We who were just five little books of Ovid
Are three now: the author preferred it that way.
Though reading us may be no joy to you,
The punishment's lighter with two of us gone.

Amores I.1

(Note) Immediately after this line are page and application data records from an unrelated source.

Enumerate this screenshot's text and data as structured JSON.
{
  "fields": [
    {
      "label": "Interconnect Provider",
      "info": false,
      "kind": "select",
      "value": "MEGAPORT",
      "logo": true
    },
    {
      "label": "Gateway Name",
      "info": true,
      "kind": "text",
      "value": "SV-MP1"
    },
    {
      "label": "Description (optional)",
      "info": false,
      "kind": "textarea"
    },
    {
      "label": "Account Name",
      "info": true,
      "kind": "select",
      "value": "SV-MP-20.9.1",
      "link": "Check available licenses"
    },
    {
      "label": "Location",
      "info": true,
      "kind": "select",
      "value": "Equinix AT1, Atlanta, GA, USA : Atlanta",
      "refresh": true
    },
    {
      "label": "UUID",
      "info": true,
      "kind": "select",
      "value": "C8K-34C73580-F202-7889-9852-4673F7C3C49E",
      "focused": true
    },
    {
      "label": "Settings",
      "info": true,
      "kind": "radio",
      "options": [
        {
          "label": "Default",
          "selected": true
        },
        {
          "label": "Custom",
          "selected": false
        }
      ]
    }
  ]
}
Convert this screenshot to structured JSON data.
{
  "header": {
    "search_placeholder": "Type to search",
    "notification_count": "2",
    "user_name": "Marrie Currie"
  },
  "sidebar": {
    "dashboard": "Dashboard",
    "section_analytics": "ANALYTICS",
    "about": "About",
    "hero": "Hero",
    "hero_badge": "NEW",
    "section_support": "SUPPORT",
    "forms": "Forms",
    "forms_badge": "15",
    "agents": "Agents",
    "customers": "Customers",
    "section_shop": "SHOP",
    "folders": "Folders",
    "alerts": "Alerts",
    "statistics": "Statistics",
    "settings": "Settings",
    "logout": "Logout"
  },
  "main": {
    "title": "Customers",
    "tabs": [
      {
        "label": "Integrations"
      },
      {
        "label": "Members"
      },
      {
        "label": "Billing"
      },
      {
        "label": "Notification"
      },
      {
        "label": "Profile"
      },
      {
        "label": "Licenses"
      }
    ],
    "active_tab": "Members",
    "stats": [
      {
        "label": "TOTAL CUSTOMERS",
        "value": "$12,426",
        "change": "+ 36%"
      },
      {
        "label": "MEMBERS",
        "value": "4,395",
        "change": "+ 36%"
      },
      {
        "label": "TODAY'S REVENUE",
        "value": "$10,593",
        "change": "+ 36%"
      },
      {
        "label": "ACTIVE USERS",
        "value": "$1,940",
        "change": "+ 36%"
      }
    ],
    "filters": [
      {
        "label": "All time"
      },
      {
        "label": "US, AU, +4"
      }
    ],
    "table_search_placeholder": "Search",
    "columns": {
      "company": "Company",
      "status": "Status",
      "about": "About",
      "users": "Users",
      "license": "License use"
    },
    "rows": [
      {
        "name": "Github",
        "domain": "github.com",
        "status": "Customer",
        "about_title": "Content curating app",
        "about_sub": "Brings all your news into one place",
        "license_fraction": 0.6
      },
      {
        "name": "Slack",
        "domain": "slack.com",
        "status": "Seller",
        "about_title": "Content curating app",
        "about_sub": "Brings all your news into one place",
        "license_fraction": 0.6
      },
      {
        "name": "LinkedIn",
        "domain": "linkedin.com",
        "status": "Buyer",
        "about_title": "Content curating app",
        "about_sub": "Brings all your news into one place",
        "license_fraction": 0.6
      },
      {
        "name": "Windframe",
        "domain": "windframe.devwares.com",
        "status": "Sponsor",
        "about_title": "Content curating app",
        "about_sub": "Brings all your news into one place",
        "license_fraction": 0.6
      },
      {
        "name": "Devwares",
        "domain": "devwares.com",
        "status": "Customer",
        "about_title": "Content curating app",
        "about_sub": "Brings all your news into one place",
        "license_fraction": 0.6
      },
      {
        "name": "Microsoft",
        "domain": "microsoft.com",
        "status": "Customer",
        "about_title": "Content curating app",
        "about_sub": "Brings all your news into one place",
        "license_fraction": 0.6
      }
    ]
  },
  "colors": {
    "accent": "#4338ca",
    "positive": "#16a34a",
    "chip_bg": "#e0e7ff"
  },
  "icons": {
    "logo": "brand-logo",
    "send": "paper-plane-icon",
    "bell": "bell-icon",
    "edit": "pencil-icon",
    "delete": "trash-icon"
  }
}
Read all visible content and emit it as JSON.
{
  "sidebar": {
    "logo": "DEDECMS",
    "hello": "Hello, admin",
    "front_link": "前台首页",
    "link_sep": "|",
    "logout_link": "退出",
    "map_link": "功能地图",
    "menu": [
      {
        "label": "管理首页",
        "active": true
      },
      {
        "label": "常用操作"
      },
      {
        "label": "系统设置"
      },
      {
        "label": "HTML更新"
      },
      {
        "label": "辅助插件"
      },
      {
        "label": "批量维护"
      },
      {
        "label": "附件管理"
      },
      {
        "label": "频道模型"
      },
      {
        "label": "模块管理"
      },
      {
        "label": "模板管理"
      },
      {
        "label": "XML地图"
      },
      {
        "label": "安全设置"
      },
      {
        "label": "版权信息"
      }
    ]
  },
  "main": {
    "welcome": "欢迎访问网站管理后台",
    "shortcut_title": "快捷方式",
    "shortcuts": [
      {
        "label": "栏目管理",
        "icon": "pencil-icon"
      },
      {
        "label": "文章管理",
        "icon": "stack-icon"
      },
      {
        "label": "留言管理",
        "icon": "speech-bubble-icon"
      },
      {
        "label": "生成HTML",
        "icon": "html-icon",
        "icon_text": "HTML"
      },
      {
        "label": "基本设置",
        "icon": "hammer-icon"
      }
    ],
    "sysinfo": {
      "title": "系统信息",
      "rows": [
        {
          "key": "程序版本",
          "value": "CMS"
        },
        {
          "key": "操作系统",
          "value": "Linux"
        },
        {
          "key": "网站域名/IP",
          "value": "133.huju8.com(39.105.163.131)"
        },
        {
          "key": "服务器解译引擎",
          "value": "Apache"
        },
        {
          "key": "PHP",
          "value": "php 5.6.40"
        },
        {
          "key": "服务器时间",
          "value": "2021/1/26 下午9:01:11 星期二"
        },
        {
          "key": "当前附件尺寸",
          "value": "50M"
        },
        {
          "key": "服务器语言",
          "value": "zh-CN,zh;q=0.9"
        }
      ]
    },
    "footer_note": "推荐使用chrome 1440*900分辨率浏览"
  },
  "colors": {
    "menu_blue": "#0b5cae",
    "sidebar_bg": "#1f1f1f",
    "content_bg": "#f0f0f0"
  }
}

Arms and harsh war to sing, in weighty feet,
I planned, my material fitting the pace.
The lower verse was equal—then, 'tis said,
Cupid guffawed and stole a foot.
"Boy, who made you the governor of song?
Muse-gifted seers, we're not your crowd.
Should Venus snatch golden Minerva's arms,
Would golden Minerva wave torches for brides?
Who'd want Ceres to reign in woodsy hills,
The fields to be tilled by the bow-maiden's law?
Who'd give well-coiffed Apollo sharp-tipped shafts
With Mars whacking at the Aonian lyre?
Boy, you've too many and too-mighty realms;
Why all this ambition to try something new?
Or is all yours? Are Helicon's temples yours?
Is Phoebus' lyre itself barely safe?
A new page rose up well in its first verse:
Its neighbor sapped all of the strength from my nerves.
I've no material for lighter feet,
No boy and no girl with her long lovely hair."
So I was moaning, when from opened quiver
He plucked a shaft that was made for my doom,
And bent his bow with force across his knee,
Crying out "Prophet, you'll take what you sing!"
Alas! The boy had arrows swift and sure.
I'm aflame, and Love rules in my once-empty heart.
Let lines rise up in five feet, ebb in four:
Ironclad war with your meter, farewell!
With seaside myrtle deck your golden brow,
O Muse to whom praise must be meted by nines!


Hapax Legomenon 2008

Hapax Legomenon 2007